And yet, both Akmal and Hadi seem immune from prosecution. While others have been charged and jailed for far less, an apology letter from Hadi was sufficient to close the case. In Akmal’s case, we have the bizarre spectacle of Prime Minister Anwar Ibrahim calling for calm but refusing to condemn the provocative behaviour of Akmal. And you have UMNO President Zahid Hamidi calling for calm while endorsing Akmal’s offensive and incendiary behaviour. In the meantime, Akmal continues to provoke, instigate and inflame emotions unchecked.

It sends the signal that politicians like Akmal and Hadi can get away with anything while ordinary citizens will be penalised for the slightest infringement or careless posting. Such an impression – and it is already quickly gaining credibility – that the law is being unevenly applied is not something that any government should take lightly. It breeds distrust of the government and of politicians.

If the authorities are going to take action against those who endanger racial or religious harmony or insult the rulers, it ought to be far tougher on politicians than on ordinary citizens. After all, the damage that a single social media post by a disgruntled citizen can inflict is limited; the damage done by highly influential agents provocateurs like Akmal is immense and long lasting.

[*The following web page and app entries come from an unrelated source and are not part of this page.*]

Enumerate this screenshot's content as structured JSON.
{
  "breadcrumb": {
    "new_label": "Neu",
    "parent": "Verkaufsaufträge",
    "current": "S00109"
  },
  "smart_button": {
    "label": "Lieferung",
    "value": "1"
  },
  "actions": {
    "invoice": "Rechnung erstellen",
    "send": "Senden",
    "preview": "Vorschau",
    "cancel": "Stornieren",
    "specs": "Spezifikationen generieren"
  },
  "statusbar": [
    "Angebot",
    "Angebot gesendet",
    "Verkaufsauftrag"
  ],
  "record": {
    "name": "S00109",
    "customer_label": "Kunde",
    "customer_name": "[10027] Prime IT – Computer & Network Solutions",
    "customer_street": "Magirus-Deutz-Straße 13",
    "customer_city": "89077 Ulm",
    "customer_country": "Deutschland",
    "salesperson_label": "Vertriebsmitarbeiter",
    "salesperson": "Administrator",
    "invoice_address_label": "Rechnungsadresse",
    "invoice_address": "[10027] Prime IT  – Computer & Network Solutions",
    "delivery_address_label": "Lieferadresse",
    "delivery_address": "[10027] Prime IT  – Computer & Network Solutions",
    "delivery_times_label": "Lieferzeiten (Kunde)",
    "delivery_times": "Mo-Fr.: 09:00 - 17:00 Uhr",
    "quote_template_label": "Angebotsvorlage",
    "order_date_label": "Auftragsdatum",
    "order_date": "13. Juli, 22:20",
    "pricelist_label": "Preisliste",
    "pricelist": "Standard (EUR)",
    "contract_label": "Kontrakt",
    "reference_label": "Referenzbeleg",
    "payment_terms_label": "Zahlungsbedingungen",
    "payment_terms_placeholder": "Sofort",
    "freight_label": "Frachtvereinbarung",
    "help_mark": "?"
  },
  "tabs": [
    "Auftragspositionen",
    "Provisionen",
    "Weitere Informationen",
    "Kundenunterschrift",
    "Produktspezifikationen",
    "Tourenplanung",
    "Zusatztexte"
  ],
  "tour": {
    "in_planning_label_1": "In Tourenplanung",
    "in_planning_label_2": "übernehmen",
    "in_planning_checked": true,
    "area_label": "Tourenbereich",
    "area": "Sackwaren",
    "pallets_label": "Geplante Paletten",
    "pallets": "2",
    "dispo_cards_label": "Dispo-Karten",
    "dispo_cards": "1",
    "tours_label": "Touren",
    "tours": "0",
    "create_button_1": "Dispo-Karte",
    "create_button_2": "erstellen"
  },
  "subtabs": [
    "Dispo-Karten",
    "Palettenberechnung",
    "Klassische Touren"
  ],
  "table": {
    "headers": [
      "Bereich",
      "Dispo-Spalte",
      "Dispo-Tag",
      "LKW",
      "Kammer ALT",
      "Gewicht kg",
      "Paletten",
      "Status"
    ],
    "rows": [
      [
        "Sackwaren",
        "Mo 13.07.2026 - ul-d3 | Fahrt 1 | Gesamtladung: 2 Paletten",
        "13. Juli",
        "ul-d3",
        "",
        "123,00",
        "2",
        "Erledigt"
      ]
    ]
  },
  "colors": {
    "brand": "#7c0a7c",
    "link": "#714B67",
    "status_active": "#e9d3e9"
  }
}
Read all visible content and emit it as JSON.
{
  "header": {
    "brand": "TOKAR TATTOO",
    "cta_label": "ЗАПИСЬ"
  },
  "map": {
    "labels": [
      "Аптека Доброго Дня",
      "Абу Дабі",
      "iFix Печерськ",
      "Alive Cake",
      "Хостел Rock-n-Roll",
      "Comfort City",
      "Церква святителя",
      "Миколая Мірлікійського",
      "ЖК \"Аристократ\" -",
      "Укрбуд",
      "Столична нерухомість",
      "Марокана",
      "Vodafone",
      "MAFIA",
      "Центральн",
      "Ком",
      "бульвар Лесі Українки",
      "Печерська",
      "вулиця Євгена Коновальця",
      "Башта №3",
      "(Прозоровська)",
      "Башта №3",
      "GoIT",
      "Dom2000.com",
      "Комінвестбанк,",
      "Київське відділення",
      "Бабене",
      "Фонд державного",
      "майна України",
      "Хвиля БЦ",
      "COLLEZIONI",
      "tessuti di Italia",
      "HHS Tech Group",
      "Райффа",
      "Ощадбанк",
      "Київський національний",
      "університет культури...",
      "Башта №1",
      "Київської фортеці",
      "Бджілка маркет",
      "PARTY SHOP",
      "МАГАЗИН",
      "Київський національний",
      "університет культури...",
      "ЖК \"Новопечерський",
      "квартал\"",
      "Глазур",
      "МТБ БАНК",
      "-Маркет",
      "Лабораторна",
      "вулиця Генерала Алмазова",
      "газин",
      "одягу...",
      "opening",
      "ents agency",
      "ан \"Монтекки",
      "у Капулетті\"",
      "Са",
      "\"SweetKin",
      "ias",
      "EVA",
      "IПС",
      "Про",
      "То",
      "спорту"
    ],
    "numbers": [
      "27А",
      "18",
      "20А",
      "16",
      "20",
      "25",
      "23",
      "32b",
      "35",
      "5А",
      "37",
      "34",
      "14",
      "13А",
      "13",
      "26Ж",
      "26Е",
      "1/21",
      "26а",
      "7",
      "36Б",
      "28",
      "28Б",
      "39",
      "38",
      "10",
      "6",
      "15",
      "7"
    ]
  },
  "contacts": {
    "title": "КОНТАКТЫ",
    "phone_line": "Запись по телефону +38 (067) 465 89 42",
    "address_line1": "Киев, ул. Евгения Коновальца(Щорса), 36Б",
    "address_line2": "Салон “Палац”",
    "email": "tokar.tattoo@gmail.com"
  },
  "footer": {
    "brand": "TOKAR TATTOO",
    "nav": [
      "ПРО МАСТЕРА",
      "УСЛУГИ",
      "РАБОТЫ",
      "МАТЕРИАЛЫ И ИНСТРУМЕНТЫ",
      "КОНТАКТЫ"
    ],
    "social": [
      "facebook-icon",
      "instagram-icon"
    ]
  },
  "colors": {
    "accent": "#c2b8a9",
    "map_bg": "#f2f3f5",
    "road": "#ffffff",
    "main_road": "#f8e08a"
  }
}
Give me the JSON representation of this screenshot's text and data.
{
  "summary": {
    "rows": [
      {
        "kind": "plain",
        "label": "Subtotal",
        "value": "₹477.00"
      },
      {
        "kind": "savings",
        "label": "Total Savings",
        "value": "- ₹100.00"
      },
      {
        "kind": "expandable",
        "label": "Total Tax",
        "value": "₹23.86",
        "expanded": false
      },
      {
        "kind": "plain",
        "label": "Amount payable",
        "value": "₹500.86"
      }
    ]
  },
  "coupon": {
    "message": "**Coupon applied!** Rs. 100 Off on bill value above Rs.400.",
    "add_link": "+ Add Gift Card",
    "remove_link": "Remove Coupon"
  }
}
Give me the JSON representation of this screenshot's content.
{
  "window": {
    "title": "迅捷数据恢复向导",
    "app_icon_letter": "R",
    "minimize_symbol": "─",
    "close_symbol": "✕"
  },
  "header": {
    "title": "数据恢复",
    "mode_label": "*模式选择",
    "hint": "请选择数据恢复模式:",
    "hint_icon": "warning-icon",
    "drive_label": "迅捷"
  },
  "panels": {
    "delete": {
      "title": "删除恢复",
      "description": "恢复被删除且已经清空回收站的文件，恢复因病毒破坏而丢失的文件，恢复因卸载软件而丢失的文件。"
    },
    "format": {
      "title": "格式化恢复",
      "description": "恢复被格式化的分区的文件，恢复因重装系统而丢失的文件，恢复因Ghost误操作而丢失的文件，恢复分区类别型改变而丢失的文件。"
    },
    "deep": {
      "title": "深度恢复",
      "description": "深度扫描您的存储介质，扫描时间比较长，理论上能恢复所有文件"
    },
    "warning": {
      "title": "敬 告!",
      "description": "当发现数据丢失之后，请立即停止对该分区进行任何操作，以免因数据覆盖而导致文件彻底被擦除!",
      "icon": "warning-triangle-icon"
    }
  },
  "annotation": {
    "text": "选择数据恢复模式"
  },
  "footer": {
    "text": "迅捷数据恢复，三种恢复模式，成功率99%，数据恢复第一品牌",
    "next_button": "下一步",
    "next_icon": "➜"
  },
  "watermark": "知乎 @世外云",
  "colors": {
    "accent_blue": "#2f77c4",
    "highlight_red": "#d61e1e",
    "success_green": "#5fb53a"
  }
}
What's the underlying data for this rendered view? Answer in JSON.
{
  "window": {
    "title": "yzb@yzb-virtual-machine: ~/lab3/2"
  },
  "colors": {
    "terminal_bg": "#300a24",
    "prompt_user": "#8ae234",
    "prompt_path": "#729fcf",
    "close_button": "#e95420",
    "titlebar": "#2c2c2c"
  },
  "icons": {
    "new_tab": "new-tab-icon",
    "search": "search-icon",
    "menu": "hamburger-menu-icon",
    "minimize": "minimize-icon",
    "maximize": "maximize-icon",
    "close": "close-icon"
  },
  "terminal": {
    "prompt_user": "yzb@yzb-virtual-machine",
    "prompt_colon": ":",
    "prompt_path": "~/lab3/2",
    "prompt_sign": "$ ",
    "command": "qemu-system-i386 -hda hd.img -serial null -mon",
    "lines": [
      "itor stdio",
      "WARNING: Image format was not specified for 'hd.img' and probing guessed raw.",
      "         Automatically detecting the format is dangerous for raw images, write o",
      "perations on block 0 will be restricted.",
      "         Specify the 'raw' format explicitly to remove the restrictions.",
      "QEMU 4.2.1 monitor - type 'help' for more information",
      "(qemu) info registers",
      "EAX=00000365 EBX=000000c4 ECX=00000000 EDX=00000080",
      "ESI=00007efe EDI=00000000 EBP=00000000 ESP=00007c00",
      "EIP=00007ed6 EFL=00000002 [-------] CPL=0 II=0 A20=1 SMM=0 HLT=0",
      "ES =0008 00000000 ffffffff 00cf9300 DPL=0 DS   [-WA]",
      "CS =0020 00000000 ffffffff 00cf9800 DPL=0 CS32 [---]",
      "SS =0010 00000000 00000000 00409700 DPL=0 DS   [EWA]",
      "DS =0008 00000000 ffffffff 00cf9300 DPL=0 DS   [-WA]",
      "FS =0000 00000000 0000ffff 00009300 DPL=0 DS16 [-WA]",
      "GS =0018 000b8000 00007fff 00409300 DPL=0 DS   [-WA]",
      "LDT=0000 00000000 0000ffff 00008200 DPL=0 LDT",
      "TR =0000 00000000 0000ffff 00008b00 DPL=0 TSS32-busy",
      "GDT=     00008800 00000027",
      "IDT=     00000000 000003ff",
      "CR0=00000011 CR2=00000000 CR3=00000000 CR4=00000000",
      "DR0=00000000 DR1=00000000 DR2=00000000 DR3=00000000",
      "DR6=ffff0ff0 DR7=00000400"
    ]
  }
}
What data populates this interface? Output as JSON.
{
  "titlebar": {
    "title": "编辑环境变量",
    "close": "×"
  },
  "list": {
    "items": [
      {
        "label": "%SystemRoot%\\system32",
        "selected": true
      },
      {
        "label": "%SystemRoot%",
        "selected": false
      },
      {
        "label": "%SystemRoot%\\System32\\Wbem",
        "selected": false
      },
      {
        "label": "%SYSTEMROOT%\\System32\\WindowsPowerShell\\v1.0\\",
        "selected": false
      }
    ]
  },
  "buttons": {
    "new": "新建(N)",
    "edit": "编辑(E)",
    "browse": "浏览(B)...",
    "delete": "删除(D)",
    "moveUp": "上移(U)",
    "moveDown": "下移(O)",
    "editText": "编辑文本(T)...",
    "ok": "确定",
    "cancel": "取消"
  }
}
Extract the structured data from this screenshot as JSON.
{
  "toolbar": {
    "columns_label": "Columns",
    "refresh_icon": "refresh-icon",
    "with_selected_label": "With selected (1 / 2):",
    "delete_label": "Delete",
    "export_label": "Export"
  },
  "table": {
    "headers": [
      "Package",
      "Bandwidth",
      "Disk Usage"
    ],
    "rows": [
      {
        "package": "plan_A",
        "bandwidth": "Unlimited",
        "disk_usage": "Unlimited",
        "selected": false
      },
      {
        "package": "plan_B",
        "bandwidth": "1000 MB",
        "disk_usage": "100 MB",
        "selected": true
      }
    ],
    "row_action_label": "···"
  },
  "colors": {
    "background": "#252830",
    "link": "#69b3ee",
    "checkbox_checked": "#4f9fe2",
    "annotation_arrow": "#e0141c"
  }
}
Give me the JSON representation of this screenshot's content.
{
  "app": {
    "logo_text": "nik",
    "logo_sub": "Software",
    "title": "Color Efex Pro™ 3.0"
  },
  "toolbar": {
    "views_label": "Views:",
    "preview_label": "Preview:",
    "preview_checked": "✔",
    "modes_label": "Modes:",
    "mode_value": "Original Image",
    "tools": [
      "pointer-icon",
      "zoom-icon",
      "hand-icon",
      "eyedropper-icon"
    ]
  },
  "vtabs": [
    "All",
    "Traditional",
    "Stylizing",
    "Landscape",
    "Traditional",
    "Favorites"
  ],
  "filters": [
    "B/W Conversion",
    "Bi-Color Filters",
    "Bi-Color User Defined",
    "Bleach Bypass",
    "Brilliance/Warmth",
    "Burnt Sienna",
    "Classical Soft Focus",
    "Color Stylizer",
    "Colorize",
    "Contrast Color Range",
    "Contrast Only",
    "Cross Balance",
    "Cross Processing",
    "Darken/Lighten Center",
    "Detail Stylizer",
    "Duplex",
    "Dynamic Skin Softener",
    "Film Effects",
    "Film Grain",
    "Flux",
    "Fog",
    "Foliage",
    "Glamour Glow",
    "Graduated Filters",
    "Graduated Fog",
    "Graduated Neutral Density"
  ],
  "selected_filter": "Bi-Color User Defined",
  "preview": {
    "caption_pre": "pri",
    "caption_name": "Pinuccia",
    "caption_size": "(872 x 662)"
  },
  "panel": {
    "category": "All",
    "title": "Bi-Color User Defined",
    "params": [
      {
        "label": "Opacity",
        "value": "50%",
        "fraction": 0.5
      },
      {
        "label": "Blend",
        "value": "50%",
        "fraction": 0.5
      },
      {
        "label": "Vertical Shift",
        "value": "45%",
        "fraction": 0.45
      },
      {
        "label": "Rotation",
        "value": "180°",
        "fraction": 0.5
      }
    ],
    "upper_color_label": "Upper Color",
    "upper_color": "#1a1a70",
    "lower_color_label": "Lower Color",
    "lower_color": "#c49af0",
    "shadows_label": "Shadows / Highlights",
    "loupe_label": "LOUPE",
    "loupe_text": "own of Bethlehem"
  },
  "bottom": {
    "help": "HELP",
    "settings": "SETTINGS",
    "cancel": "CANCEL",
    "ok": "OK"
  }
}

And finally, instead of constantly seeking to diminish our freedoms via anti-democratic legislation, the prime minister and others in cabinet should set a better example by acting decisively whenever issues that could disrupt peace and harmony emerge. All the laws are useless when leaders themselves are too cowardly to stand up for what is right. – Dennis Ignatius